__What to produce__.
The answer must consist of every line from the data that holds the string "folder".

__Provided data__.
--------------------

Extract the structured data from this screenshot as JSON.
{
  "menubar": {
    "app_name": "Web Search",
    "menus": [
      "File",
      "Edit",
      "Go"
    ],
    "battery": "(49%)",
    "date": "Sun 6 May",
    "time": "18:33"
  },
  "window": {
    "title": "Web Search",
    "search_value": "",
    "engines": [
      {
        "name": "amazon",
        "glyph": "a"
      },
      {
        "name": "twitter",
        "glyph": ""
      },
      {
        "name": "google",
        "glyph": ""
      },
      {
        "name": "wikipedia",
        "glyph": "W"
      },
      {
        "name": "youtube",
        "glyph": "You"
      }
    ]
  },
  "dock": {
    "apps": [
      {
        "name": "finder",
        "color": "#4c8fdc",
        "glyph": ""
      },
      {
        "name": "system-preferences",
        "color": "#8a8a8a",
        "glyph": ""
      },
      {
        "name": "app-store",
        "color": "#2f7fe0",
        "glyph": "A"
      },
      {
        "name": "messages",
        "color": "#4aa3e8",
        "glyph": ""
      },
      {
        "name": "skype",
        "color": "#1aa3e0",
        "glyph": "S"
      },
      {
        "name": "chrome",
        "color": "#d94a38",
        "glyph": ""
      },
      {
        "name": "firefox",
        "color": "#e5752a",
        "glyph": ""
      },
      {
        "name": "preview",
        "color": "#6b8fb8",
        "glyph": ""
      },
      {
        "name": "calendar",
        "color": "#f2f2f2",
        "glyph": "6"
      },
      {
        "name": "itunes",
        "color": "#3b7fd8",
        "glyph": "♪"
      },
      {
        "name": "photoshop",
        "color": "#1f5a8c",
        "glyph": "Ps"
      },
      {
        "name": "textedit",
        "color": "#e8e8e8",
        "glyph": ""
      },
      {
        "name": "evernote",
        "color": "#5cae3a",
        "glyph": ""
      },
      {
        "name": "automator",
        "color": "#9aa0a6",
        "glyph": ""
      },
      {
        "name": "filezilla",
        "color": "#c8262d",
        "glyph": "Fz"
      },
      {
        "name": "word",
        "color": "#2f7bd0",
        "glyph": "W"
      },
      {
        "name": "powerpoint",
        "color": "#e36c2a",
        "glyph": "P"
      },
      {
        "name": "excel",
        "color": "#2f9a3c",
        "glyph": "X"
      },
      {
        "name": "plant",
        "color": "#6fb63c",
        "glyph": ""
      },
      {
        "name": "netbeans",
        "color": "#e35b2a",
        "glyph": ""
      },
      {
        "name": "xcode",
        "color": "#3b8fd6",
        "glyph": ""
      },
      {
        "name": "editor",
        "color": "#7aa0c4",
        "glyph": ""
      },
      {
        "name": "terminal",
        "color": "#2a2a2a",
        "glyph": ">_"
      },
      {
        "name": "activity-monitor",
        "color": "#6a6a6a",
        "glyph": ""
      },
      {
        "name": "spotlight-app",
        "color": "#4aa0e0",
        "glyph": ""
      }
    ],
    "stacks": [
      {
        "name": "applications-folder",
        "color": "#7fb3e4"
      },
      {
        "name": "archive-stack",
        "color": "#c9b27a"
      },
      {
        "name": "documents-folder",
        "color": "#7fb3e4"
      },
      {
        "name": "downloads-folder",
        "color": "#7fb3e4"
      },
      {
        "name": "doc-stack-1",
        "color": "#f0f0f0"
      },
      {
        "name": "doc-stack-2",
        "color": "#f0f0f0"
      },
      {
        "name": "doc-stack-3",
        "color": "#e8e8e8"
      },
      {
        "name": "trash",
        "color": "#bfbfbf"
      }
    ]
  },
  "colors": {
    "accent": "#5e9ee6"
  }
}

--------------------

__Output for this task__.
        "name": "applications-folder",
        "name": "documents-folder",
        "name": "downloads-folder",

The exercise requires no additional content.